Saved entries
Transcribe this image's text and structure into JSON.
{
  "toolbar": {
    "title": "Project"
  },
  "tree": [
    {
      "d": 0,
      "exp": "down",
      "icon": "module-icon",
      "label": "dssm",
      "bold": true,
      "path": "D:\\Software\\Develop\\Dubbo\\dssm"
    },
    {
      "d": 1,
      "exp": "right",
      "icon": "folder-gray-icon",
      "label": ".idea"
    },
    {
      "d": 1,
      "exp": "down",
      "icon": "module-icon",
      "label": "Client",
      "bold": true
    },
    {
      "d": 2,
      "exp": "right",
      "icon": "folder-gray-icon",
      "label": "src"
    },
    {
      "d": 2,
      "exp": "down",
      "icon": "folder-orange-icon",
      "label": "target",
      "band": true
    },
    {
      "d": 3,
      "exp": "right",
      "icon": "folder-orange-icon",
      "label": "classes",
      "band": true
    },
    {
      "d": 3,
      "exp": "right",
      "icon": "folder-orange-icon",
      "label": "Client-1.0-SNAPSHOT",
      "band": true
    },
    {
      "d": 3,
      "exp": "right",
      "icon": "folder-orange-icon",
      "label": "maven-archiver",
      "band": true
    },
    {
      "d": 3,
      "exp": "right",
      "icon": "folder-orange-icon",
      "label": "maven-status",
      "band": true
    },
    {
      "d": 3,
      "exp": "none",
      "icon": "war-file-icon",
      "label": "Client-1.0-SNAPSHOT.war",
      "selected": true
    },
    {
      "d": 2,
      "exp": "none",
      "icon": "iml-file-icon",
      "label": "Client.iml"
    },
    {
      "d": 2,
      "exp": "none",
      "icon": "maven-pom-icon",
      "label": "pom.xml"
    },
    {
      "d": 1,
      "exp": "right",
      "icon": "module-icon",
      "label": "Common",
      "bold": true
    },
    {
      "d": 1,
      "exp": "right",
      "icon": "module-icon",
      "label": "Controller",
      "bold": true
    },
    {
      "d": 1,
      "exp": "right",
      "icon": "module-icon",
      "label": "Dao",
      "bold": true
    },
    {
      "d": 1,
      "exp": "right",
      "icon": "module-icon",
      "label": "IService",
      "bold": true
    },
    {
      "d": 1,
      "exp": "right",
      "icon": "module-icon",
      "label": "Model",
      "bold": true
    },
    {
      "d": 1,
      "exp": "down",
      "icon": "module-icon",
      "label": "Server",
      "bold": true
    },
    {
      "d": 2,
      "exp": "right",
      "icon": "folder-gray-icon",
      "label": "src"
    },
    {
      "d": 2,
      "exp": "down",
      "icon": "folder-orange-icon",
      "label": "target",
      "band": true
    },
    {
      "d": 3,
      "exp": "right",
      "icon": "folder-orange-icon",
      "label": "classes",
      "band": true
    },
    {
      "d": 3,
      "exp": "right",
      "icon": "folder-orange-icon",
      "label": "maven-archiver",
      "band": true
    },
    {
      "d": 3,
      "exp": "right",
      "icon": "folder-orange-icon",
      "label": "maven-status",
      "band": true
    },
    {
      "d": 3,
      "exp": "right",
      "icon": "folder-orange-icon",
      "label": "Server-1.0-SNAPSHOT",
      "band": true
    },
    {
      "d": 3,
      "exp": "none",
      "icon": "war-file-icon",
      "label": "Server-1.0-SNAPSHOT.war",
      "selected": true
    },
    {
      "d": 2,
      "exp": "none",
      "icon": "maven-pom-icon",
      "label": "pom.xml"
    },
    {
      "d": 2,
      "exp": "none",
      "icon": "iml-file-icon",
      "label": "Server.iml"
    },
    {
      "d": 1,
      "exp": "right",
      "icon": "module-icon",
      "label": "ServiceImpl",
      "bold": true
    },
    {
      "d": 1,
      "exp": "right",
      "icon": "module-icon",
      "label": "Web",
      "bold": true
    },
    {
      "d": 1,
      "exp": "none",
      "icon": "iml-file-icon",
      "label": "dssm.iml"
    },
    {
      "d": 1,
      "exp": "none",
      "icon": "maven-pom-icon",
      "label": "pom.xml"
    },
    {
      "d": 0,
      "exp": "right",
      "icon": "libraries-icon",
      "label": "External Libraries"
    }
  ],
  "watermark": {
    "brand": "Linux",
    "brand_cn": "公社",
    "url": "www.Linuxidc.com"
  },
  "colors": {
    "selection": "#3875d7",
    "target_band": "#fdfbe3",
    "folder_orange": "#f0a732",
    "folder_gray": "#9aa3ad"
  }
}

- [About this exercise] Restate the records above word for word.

- [Solution for this problem]
Transcribe this image's text and structure into JSON.
{
  "toolbar": {
    "title": "Project"
  },
  "tree": [
    {
      "d": 0,
      "exp": "down",
      "icon": "module-icon",
      "label": "dssm",
      "bold": true,
      "path": "D:\\Software\\Develop\\Dubbo\\dssm"
    },
    {
      "d": 1,
      "exp": "right",
      "icon": "folder-gray-icon",
      "label": ".idea"
    },
    {
      "d": 1,
      "exp": "down",
      "icon": "module-icon",
      "label": "Client",
      "bold": true
    },
    {
      "d": 2,
      "exp": "right",
      "icon": "folder-gray-icon",
      "label": "src"
    },
    {
      "d": 2,
      "exp": "down",
      "icon": "folder-orange-icon",
      "label": "target",
      "band": true
    },
    {
      "d": 3,
      "exp": "right",
      "icon": "folder-orange-icon",
      "label": "classes",
      "band": true
    },
    {
      "d": 3,
      "exp": "right",
      "icon": "folder-orange-icon",
      "label": "Client-1.0-SNAPSHOT",
      "band": true
    },
    {
      "d": 3,
      "exp": "right",
      "icon": "folder-orange-icon",
      "label": "maven-archiver",
      "band": true
    },
    {
      "d": 3,
      "exp": "right",
      "icon": "folder-orange-icon",
      "label": "maven-status",
      "band": true
    },
    {
      "d": 3,
      "exp": "none",
      "icon": "war-file-icon",
      "label": "Client-1.0-SNAPSHOT.war",
      "selected": true
    },
    {
      "d": 2,
      "exp": "none",
      "icon": "iml-file-icon",
      "label": "Client.iml"
    },
    {
      "d": 2,
      "exp": "none",
      "icon": "maven-pom-icon",
      "label": "pom.xml"
    },
    {
      "d": 1,
      "exp": "right",
      "icon": "module-icon",
      "label": "Common",
      "bold": true
    },
    {
      "d": 1,
      "exp": "right",
      "icon": "module-icon",
      "label": "Controller",
      "bold": true
    },
    {
      "d": 1,
      "exp": "right",
      "icon": "module-icon",
      "label": "Dao",
      "bold": true
    },
    {
      "d": 1,
      "exp": "right",
      "icon": "module-icon",
      "label": "IService",
      "bold": true
    },
    {
      "d": 1,
      "exp": "right",
      "icon": "module-icon",
      "label": "Model",
      "bold": true
    },
    {
      "d": 1,
      "exp": "down",
      "icon": "module-icon",
      "label": "Server",
      "bold": true
    },
    {
      "d": 2,
      "exp": "right",
      "icon": "folder-gray-icon",
      "label": "src"
    },
    {
      "d": 2,
      "exp": "down",
      "icon": "folder-orange-icon",
      "label": "target",
      "band": true
    },
    {
      "d": 3,
      "exp": "right",
      "icon": "folder-orange-icon",
      "label": "classes",
      "band": true
    },
    {
      "d": 3,
      "exp": "right",
      "icon": "folder-orange-icon",
      "label": "maven-archiver",
      "band": true
    },
    {
      "d": 3,
      "exp": "right",
      "icon": "folder-orange-icon",
      "label": "maven-status",
      "band": true
    },
    {
      "d": 3,
      "exp": "right",
      "icon": "folder-orange-icon",
      "label": "Server-1.0-SNAPSHOT",
      "band": true
    },
    {
      "d": 3,
      "exp": "none",
      "icon": "war-file-icon",
      "label": "Server-1.0-SNAPSHOT.war",
      "selected": true
    },
    {
      "d": 2,
      "exp": "none",
      "icon": "maven-pom-icon",
      "label": "pom.xml"
    },
    {
      "d": 2,
      "exp": "none",
      "icon": "iml-file-icon",
      "label": "Server.iml"
    },
    {
      "d": 1,
      "exp": "right",
      "icon": "module-icon",
      "label": "ServiceImpl",
      "bold": true
    },
    {
      "d": 1,
      "exp": "right",
      "icon": "module-icon",
      "label": "Web",
      "bold": true
    },
    {
      "d": 1,
      "exp": "none",
      "icon": "iml-file-icon",
      "label": "dssm.iml"
    },
    {
      "d": 1,
      "exp": "none",
      "icon": "maven-pom-icon",
      "label": "pom.xml"
    },
    {
      "d": 0,
      "exp": "right",
      "icon": "libraries-icon",
      "label": "External Libraries"
    }
  ],
  "watermark": {
    "brand": "Linux",
    "brand_cn": "公社",
    "url": "www.Linuxidc.com"
  },
  "colors": {
    "selection": "#3875d7",
    "target_band": "#fdfbe3",
    "folder_orange": "#f0a732",
    "folder_gray": "#9aa3ad"
  }
}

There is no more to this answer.